Growing up in Sweden, Chevys chief culinary officer Peter Serantoni spent plenty of time in the family kitchen. But what sort of inspiration for Mexican food can be drawn from the land of lingonberries and pickled herring?
Plenty. Serantoni's restaurateur father and capaciously cooking grandmother instilled in him an uncompromising insistence on fresh ingredients. That was a good fit for Chevys, which since 1986 had prepared everything from scratch. Yet the chain had lost ground to fast-casual players.
The strategy was clear: Chevys Fresh Mex not only had to get even fresher, but also get a little less Mex. "You can only have so many taco combos in a week," he says.
Serantoni rolled out a weekend brunch, offering breakfast food with a distinctive Mexican twist (instead of the routine eggs benedict and french toast, there's mesquite-grilled skirt steak with two eggs and fresh tortillas). He introduced a tapas menu to harness the growing popularity of small plates and sampling. He gave the midday menu a makeover to attract customers who wanted more variety, lighter fare, smaller portions, and lower prices. Lunch Duos, which start at $6.99, mix and match grilled quesadillas with a green salad or cup of tortilla soup.
Serantoni's offerings didn't just push the culinary envelope, they gave guests a reason to come to a Mexican restaurant during dayparts when the dining room normally sits silent. Brunch has built the early weekend business, and the tapas draws business before and after the traditional dinner hours.
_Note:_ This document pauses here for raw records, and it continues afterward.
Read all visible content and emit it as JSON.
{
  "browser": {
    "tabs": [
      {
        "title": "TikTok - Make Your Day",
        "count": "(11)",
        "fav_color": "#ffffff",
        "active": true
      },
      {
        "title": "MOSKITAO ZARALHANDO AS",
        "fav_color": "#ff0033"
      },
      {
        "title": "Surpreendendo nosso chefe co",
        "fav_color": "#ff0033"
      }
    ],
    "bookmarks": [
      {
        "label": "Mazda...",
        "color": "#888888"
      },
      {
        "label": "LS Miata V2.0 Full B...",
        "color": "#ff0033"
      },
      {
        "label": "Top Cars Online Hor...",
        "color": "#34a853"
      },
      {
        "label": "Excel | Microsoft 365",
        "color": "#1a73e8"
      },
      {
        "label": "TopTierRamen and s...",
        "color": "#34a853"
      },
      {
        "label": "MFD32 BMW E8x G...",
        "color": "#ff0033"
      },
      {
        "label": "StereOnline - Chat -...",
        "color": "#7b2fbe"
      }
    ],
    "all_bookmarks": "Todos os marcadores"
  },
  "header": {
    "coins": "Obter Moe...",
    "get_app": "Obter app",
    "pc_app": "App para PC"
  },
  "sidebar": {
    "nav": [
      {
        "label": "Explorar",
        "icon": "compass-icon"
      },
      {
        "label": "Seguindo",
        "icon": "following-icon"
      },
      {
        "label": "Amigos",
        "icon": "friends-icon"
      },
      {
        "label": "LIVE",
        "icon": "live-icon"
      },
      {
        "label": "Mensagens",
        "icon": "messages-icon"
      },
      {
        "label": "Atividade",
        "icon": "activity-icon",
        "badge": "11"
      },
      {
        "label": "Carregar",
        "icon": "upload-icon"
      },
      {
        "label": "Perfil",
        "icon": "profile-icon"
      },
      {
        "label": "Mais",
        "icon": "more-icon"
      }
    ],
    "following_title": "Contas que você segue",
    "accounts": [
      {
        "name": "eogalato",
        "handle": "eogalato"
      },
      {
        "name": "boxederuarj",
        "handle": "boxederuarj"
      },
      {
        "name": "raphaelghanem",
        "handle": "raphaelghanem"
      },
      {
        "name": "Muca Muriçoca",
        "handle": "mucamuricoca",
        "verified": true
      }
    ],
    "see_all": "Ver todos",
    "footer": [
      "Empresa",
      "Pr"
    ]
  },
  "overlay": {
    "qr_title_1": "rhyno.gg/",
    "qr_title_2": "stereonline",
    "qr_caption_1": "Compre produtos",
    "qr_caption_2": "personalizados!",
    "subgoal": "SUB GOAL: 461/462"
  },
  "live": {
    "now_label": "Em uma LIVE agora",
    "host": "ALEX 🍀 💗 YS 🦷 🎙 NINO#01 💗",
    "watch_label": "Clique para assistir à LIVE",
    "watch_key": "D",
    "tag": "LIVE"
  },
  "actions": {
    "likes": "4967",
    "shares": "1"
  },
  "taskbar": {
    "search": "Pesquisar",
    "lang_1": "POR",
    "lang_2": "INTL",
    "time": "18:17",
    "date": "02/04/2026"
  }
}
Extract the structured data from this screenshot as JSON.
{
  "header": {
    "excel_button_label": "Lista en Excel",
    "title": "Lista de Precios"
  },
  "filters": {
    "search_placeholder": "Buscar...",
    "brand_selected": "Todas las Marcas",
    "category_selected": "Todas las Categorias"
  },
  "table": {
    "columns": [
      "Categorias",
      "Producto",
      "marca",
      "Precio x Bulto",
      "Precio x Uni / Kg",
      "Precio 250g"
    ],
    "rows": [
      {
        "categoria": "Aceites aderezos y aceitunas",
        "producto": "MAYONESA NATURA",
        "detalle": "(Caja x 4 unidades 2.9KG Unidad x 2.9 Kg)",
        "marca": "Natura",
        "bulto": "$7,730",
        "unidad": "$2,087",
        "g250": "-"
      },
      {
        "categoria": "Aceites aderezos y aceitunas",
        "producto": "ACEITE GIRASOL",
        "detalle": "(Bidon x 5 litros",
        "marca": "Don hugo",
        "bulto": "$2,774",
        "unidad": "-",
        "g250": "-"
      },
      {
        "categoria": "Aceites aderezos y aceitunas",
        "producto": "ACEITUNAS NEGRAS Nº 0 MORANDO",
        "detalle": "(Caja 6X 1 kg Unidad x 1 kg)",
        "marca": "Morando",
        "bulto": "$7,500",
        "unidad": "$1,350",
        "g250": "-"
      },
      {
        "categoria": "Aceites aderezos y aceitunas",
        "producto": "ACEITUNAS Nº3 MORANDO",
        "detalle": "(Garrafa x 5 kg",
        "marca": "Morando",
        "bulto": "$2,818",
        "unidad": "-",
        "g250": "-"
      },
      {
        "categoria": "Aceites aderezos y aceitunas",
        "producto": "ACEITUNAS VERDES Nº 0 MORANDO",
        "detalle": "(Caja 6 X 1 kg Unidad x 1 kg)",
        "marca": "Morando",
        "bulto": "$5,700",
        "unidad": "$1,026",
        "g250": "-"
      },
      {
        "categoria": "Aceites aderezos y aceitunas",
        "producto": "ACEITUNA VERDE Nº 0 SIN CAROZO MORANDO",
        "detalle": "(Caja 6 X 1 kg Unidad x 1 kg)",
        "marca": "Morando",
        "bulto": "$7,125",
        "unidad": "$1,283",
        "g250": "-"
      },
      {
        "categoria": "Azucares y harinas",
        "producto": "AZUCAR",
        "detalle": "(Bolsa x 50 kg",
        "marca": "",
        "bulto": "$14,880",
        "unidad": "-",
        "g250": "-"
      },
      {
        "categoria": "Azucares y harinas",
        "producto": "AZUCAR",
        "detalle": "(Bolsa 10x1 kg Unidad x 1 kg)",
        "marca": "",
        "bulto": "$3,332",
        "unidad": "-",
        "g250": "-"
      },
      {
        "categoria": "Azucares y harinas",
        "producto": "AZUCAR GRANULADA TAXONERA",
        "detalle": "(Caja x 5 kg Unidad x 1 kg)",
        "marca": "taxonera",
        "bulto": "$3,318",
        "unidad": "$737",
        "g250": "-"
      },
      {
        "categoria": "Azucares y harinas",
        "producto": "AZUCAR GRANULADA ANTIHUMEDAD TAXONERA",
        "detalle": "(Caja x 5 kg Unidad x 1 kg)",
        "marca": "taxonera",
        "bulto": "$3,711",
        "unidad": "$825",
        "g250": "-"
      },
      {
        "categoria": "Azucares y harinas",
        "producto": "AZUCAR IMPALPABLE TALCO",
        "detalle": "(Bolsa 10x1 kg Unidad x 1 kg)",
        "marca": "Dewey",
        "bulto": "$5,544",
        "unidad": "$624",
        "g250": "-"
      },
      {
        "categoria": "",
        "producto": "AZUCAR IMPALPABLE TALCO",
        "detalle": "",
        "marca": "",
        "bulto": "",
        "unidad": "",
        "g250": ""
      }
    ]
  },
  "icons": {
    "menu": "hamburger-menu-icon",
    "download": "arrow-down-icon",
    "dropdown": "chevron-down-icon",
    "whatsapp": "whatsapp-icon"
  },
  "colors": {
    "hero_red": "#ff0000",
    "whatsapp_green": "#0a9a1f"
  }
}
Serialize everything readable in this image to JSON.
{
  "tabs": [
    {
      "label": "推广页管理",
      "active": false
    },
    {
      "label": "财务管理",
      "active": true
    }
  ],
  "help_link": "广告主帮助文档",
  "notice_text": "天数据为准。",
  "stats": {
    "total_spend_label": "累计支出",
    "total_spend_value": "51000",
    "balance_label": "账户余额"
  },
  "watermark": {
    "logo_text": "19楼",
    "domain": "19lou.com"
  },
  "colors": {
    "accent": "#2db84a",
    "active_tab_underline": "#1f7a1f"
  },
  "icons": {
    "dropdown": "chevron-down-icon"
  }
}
So far, sales are up 7%-10% since the changes.
"We're already well known for our wholesome, fresh food," he says. "To stay competitive, we have to be on the forefront of other movements, too."